┏━━
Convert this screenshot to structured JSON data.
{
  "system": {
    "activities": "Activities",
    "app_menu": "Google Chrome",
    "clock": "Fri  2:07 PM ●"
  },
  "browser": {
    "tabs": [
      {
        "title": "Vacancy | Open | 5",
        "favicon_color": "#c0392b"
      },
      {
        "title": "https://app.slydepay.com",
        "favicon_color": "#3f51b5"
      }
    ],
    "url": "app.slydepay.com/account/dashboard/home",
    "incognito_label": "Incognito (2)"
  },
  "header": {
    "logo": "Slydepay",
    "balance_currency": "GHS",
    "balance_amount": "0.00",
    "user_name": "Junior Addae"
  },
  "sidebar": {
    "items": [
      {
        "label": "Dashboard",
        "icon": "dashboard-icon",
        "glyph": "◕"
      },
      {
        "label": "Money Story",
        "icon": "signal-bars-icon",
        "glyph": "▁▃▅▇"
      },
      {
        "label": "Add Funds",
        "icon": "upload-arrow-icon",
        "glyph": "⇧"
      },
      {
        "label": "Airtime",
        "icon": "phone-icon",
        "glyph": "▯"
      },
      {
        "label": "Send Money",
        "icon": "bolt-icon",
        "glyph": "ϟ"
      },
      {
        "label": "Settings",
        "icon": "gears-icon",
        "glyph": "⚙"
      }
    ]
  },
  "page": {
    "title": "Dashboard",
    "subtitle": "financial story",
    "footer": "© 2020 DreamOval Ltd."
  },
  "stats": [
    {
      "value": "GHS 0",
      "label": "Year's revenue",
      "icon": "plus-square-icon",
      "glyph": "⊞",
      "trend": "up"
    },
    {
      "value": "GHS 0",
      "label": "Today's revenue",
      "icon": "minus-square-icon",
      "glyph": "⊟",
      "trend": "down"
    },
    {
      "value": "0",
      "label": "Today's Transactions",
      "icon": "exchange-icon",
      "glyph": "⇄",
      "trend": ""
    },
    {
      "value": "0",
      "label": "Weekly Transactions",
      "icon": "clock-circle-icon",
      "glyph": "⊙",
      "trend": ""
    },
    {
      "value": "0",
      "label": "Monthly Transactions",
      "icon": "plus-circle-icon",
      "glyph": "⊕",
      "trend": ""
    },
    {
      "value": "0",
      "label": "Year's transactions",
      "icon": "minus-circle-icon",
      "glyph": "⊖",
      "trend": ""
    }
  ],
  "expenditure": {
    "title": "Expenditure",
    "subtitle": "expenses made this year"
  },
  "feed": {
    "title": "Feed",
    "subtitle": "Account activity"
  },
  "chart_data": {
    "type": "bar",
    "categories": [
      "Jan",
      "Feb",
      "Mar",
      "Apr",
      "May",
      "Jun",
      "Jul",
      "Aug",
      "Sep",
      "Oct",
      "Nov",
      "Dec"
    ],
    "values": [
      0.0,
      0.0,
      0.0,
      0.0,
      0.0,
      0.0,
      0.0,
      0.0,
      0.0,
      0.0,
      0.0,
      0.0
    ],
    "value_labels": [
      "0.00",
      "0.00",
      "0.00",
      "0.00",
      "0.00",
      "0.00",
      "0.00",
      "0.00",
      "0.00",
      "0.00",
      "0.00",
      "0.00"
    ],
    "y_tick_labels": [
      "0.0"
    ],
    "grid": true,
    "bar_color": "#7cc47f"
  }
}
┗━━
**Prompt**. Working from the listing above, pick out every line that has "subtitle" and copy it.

**Answer space**.
    "subtitle": "financial story",
    "subtitle": "expenses made this year"
    "subtitle": "Account activity"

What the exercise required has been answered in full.